In Zimbabwe, a newborn elephant became entangled in the dirt under the hot heat. Fortunately for the splattered animal, whose mother was unable to be located, a party of hunters led by picture guide Norman Crooks was able to save him. “The first thing we did was throw water on him to chill him out, which seemed to resuscitate him,” Crooks told Caters. Crooks observed that the temperature in Chirundu may soar beyond 100 degrees in direct sunshine.
Crooks and hunters used a rope to lift the imprisoned infant. The elephant became belligerent as soon as it got on its feet, maybe unaware that it was being saved. “He was rather violent and rushed at us with his trunk,” crooks said, “but ultimately we managed to get a rope beneath him.” “We hooked a rope to a winch on our vehicle and started tugging, and he came out slowly but definitely,” he continued.
After being set free, the elephant attempted to charge. “He was out and up after two or three pulls, and all hell broke loose.” The juvenile bull rushed us right away. “Fortunately, the rope loosened and he was free to join a neighboring herd of elephants,” Crooks told Caters. When the hunters returned the next day to check on their new companion, they discovered he had been reunited with his mother and sister.
According to the Earth Times, elephants enjoy mud baths since they cannot sweat.

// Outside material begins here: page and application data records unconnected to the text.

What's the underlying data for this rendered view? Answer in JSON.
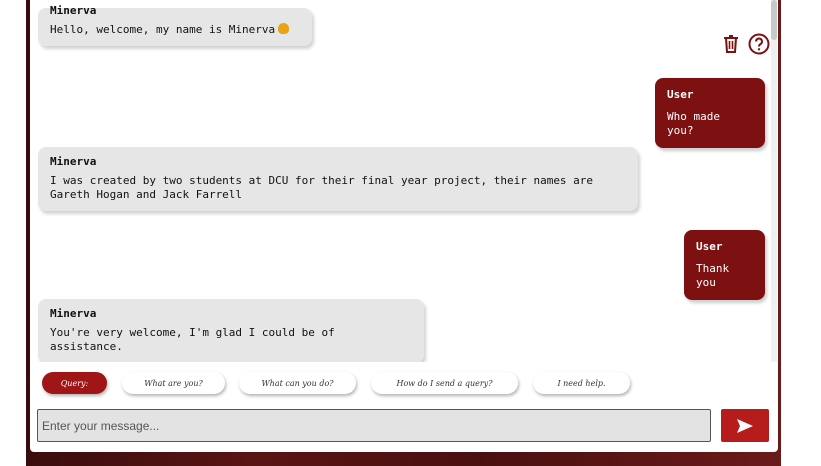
{
  "colors": {
    "accent": "#7d1010",
    "query_chip": "#a01515",
    "send_button": "#b71c1c",
    "bot_bubble": "#e6e6e6"
  },
  "header": {
    "delete_icon": "trash-icon",
    "help_icon": "help-circle-icon"
  },
  "messages": [
    {
      "role": "bot",
      "sender": "Minerva",
      "text": "Hello, welcome, my name is Minerva"
    },
    {
      "role": "user",
      "sender": "User",
      "text": "Who made you?"
    },
    {
      "role": "bot",
      "sender": "Minerva",
      "text": "I was created by two students at DCU for their final year project, their names are Gareth Hogan and Jack Farrell"
    },
    {
      "role": "user",
      "sender": "User",
      "text": "Thank you"
    },
    {
      "role": "bot",
      "sender": "Minerva",
      "text": "You're very welcome, I'm glad I could be of assistance."
    }
  ],
  "suggestions": {
    "query_label": "Query:",
    "items": [
      "What are you?",
      "What can you do?",
      "How do I send a query?",
      "I need help."
    ]
  },
  "input": {
    "placeholder": "Enter your message...",
    "value": ""
  },
  "send": {
    "icon": "send-icon"
  }
}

The mammals not only cool down in mud baths, but the sludge also shields their skin from the sun’s rays.